Reply to Dale Pritchard. Oh-my-gosh, Dale, I lived at Tachikawa from August, 1974 until July, 1979. I taught at Yokota High School SY 74-75 and then was promoted into the DoDDS-Pacific Office as the Pacific Curriculum Specialist for Social Studies. My office was in the Tachikawa AB old Headquarters Building. This means our paths no doubt crossed a number of times during your 2nd tour. We lived in American Village near Tachi AB at first and then I bought a “lot house” on base. Lot houses were an interesting concept at that time. They were built by private contractors and managed by base housing. One would purchase the house and then receive housing allowance for the utilities and 10% of the purchase price of the house. I paid $475.00 for a 3 bedroom, kitchen/dining room, living room, one bathroom with an enclosed addition on the back. Unlike living in base quarters we could do anything with the house. If one made improvements/repairs you saved the receipts for the materials, turned them in to the Base Housing Office and whatever you spent was added on to the value of the house. I didn’t live there for very long. When I was promoted into the school’s central office my GS grade was equal to a Lt. Col. which qualified me for base housing which was far better than what we had. The American Village house, which was on private land and managed by a rental company, would not pass the most lenient housing code in an American ghetto. When the wind blew the curtains stood straight out. The house was heated with a kerosene space heater that was fed along a line leading from a 55 gallon drum propped outside. We bolted fans to the ceiling to push warm air down a hallway to the back rooms. In the winter the kids ate their breakfast on the stove oven door while my wife kept the oven running. The houses were traditionally old Japanese and the baths were very Japanese. We had to heat the bathrooms with space heaters before bathing. The lot houses were a step up but not by much. In addition, if the base closed and you were in a lot house, you were responsible for destroying that house and returning the property to it’s “original state.” Since Tachi AB was slated to close soon, I got out of that house as soon as I could selling it to an AF doctor for $450.00. Moving into base housing was a like moving to Beverly Hills. Unfortunately our teachers, on many bases, such as in Korea and Japan, are still required to live off base. In a number of places like Germany, that’s not so bad but in others it can be a trial. Still many prefer living off base to escape the military hassle. Me, I liked my creature comforts and the convience of living on base. It’s too bad, Dale, that we did not meet there. I would have been able to continue your education by introducing you to some of the aspects of Japanese life that most foreigners did not have a chance to see and then some. You were right about the trip to Atsugi. It was much longer than a couple of hours from Yokota and it didn’t matter what day of the week. Travel was something else. I remember the kids who lived at Tachi AB leaving school at Yokota AB on their bikes the same time I did in my car and they would beat me home most days by 10-15 minutes. The distance between the two bases was only about 3 miles. Ah, the old days.
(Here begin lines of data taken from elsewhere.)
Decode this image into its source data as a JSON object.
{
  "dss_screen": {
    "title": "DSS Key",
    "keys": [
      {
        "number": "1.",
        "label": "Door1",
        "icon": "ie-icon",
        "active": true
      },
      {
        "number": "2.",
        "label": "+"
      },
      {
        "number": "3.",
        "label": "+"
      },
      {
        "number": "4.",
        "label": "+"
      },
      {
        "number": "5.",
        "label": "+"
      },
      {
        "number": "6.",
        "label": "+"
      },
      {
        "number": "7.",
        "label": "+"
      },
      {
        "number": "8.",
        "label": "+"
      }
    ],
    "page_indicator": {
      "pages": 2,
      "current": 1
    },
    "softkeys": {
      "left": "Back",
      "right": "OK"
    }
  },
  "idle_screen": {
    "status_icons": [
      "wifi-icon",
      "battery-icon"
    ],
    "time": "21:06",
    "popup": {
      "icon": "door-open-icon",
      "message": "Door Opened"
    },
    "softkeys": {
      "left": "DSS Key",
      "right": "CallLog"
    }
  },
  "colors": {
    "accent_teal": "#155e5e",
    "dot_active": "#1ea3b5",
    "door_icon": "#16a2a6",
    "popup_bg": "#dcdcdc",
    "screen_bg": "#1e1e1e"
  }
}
Bob Lykins
Old Pictures
From Peggy Wurgler Axtman (71): Kent, WA


Looking back through my photo albums recently, I pulled a couple pictures of my classmates taken on my last day of school in Dunseith. We were 7th graders and the year was 1966, I would guess.

Unfortunately, one of the images is double-exposed and the other one is only half-exposed. I may have to blame my camera and not my camera skills that day! Pictured is Paula Fassett, Stephanie Evans & Cheryl Haagenson. And, also Reid Schmitz is on the next one but Stephanie has disappeared. Paula wins for blowing the biggest bubble!!

Also, attaching an old snapshot of Art Rude, Jr. and me sharing what must have been a milkshake or root beer float at the Texaco station one evening. We were 5 or 6 years old at the time. HA!
I enjoyed looking at these and thought it would be fun to share them with my classmates and everyone else.
Thank you, Gary.
Peggy (Wurgler) Axtman
Kent, WA
Peggy Wurgler & Art Rude




Paula Fassett, Stephanie Evans & Cheryl Haagenson




Cheryl Haagenson, Paula Fassett & Reid Schmitz